— Try it —
Return every record below exactly; leave out the images.

----- Excerpted data

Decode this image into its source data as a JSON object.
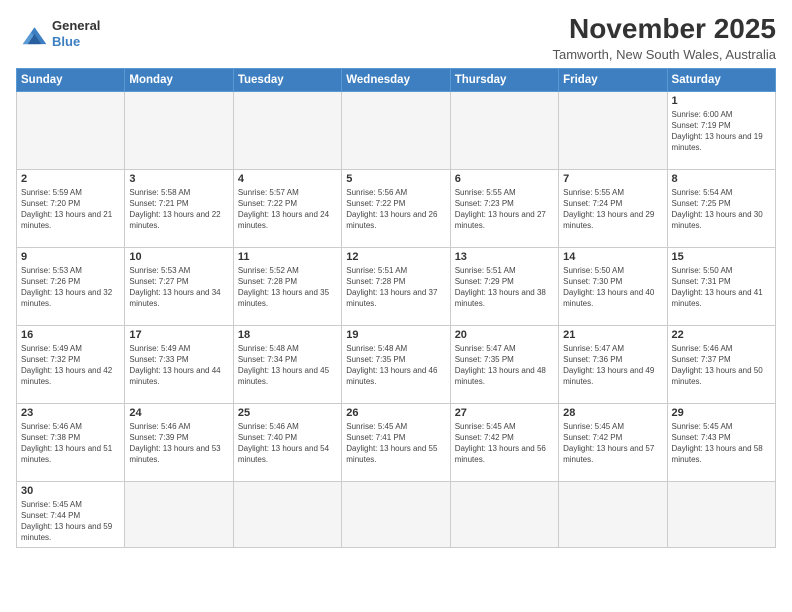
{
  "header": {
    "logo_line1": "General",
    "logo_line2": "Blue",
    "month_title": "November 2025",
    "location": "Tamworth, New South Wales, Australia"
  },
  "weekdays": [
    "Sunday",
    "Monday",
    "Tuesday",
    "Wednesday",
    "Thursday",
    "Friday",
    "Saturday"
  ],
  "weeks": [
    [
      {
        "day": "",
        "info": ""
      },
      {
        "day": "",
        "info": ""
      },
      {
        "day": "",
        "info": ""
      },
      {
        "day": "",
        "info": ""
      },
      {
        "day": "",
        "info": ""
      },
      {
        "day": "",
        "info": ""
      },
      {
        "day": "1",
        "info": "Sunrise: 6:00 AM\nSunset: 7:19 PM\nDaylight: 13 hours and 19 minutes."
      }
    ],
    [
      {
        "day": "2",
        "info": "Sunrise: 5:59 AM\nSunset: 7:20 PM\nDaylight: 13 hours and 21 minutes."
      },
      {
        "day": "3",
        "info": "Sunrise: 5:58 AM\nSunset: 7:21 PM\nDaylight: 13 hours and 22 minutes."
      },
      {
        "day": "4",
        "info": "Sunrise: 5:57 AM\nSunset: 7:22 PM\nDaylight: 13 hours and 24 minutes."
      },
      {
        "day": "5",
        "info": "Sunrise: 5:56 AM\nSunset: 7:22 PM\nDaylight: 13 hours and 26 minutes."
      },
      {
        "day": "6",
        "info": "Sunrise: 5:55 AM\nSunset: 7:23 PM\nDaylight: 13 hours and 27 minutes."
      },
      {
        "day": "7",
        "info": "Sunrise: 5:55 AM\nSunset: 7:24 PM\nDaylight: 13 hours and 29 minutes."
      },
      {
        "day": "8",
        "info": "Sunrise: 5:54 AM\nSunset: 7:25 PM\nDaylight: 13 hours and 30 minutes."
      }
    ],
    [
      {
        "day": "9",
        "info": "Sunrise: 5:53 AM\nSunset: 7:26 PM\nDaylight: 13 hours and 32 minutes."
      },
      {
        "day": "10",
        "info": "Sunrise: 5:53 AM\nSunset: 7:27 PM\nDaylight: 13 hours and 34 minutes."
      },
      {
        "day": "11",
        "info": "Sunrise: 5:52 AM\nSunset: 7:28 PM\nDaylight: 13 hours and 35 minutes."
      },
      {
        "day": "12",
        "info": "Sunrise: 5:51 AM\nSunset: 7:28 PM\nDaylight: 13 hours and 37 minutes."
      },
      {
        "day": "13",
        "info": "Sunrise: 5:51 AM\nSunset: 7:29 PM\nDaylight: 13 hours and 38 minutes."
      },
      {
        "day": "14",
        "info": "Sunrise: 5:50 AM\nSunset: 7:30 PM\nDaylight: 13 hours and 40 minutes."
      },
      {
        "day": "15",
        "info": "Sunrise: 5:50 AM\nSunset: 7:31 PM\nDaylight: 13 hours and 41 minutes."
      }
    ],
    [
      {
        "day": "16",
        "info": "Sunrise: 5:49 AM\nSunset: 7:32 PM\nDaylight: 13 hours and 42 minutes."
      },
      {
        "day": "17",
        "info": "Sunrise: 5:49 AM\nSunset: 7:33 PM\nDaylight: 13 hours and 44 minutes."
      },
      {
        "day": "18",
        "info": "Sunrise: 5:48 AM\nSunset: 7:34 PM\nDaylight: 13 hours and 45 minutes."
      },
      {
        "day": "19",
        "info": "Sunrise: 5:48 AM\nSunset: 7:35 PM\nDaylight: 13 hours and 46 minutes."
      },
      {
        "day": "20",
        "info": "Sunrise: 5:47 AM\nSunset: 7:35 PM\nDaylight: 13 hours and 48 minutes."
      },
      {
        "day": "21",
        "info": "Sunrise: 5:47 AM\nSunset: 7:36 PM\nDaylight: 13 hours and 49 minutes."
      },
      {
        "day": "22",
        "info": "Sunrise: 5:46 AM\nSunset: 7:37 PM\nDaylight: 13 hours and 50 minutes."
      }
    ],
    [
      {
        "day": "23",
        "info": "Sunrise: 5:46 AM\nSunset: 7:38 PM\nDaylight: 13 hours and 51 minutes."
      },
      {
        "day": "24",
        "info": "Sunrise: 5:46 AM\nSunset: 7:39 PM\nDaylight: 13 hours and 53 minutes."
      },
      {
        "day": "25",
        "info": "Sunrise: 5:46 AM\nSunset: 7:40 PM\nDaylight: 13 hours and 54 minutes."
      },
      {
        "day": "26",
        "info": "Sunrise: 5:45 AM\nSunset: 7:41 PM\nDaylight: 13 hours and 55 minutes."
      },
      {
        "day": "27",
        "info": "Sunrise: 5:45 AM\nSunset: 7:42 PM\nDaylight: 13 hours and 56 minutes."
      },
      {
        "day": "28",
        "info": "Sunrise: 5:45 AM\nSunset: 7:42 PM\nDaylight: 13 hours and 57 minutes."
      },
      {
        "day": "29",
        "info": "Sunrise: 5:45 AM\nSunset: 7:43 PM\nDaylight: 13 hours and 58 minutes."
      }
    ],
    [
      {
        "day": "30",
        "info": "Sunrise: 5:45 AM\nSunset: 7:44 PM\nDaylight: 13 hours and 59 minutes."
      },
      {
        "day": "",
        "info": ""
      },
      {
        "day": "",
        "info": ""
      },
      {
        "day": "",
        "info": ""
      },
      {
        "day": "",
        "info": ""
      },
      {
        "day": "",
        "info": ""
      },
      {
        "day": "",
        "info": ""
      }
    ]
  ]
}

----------

— Exercise response —
Decode this image into its source data as a JSON object.
{
  "header": {
    "logo_line1": "General",
    "logo_line2": "Blue",
    "month_title": "November 2025",
    "location": "Tamworth, New South Wales, Australia"
  },
  "weekdays": [
    "Sunday",
    "Monday",
    "Tuesday",
    "Wednesday",
    "Thursday",
    "Friday",
    "Saturday"
  ],
  "weeks": [
    [
      {
        "day": "",
        "info": ""
      },
      {
        "day": "",
        "info": ""
      },
      {
        "day": "",
        "info": ""
      },
      {
        "day": "",
        "info": ""
      },
      {
        "day": "",
        "info": ""
      },
      {
        "day": "",
        "info": ""
      },
      {
        "day": "1",
        "info": "Sunrise: 6:00 AM\nSunset: 7:19 PM\nDaylight: 13 hours and 19 minutes."
      }
    ],
    [
      {
        "day": "2",
        "info": "Sunrise: 5:59 AM\nSunset: 7:20 PM\nDaylight: 13 hours and 21 minutes."
      },
      {
        "day": "3",
        "info": "Sunrise: 5:58 AM\nSunset: 7:21 PM\nDaylight: 13 hours and 22 minutes."
      },
      {
        "day": "4",
        "info": "Sunrise: 5:57 AM\nSunset: 7:22 PM\nDaylight: 13 hours and 24 minutes."
      },
      {
        "day": "5",
        "info": "Sunrise: 5:56 AM\nSunset: 7:22 PM\nDaylight: 13 hours and 26 minutes."
      },
      {
        "day": "6",
        "info": "Sunrise: 5:55 AM\nSunset: 7:23 PM\nDaylight: 13 hours and 27 minutes."
      },
      {
        "day": "7",
        "info": "Sunrise: 5:55 AM\nSunset: 7:24 PM\nDaylight: 13 hours and 29 minutes."
      },
      {
        "day": "8",
        "info": "Sunrise: 5:54 AM\nSunset: 7:25 PM\nDaylight: 13 hours and 30 minutes."
      }
    ],
    [
      {
        "day": "9",
        "info": "Sunrise: 5:53 AM\nSunset: 7:26 PM\nDaylight: 13 hours and 32 minutes."
      },
      {
        "day": "10",
        "info": "Sunrise: 5:53 AM\nSunset: 7:27 PM\nDaylight: 13 hours and 34 minutes."
      },
      {
        "day": "11",
        "info": "Sunrise: 5:52 AM\nSunset: 7:28 PM\nDaylight: 13 hours and 35 minutes."
      },
      {
        "day": "12",
        "info": "Sunrise: 5:51 AM\nSunset: 7:28 PM\nDaylight: 13 hours and 37 minutes."
      },
      {
        "day": "13",
        "info": "Sunrise: 5:51 AM\nSunset: 7:29 PM\nDaylight: 13 hours and 38 minutes."
      },
      {
        "day": "14",
        "info": "Sunrise: 5:50 AM\nSunset: 7:30 PM\nDaylight: 13 hours and 40 minutes."
      },
      {
        "day": "15",
        "info": "Sunrise: 5:50 AM\nSunset: 7:31 PM\nDaylight: 13 hours and 41 minutes."
      }
    ],
    [
      {
        "day": "16",
        "info": "Sunrise: 5:49 AM\nSunset: 7:32 PM\nDaylight: 13 hours and 42 minutes."
      },
      {
        "day": "17",
        "info": "Sunrise: 5:49 AM\nSunset: 7:33 PM\nDaylight: 13 hours and 44 minutes."
      },
      {
        "day": "18",
        "info": "Sunrise: 5:48 AM\nSunset: 7:34 PM\nDaylight: 13 hours and 45 minutes."
      },
      {
        "day": "19",
        "info": "Sunrise: 5:48 AM\nSunset: 7:35 PM\nDaylight: 13 hours and 46 minutes."
      },
      {
        "day": "20",
        "info": "Sunrise: 5:47 AM\nSunset: 7:35 PM\nDaylight: 13 hours and 48 minutes."
      },
      {
        "day": "21",
        "info": "Sunrise: 5:47 AM\nSunset: 7:36 PM\nDaylight: 13 hours and 49 minutes."
      },
      {
        "day": "22",
        "info": "Sunrise: 5:46 AM\nSunset: 7:37 PM\nDaylight: 13 hours and 50 minutes."
      }
    ],
    [
      {
        "day": "23",
        "info": "Sunrise: 5:46 AM\nSunset: 7:38 PM\nDaylight: 13 hours and 51 minutes."
      },
      {
        "day": "24",
        "info": "Sunrise: 5:46 AM\nSunset: 7:39 PM\nDaylight: 13 hours and 53 minutes."
      },
      {
        "day": "25",
        "info": "Sunrise: 5:46 AM\nSunset: 7:40 PM\nDaylight: 13 hours and 54 minutes."
      },
      {
        "day": "26",
        "info": "Sunrise: 5:45 AM\nSunset: 7:41 PM\nDaylight: 13 hours and 55 minutes."
      },
      {
        "day": "27",
        "info": "Sunrise: 5:45 AM\nSunset: 7:42 PM\nDaylight: 13 hours and 56 minutes."
      },
      {
        "day": "28",
        "info": "Sunrise: 5:45 AM\nSunset: 7:42 PM\nDaylight: 13 hours and 57 minutes."
      },
      {
        "day": "29",
        "info": "Sunrise: 5:45 AM\nSunset: 7:43 PM\nDaylight: 13 hours and 58 minutes."
      }
    ],
    [
      {
        "day": "30",
        "info": "Sunrise: 5:45 AM\nSunset: 7:44 PM\nDaylight: 13 hours and 59 minutes."
      },
      {
        "day": "",
        "info": ""
      },
      {
        "day": "",
        "info": ""
      },
      {
        "day": "",
        "info": ""
      },
      {
        "day": "",
        "info": ""
      },
      {
        "day": "",
        "info": ""
      },
      {
        "day": "",
        "info": ""
      }
    ]
  ]
}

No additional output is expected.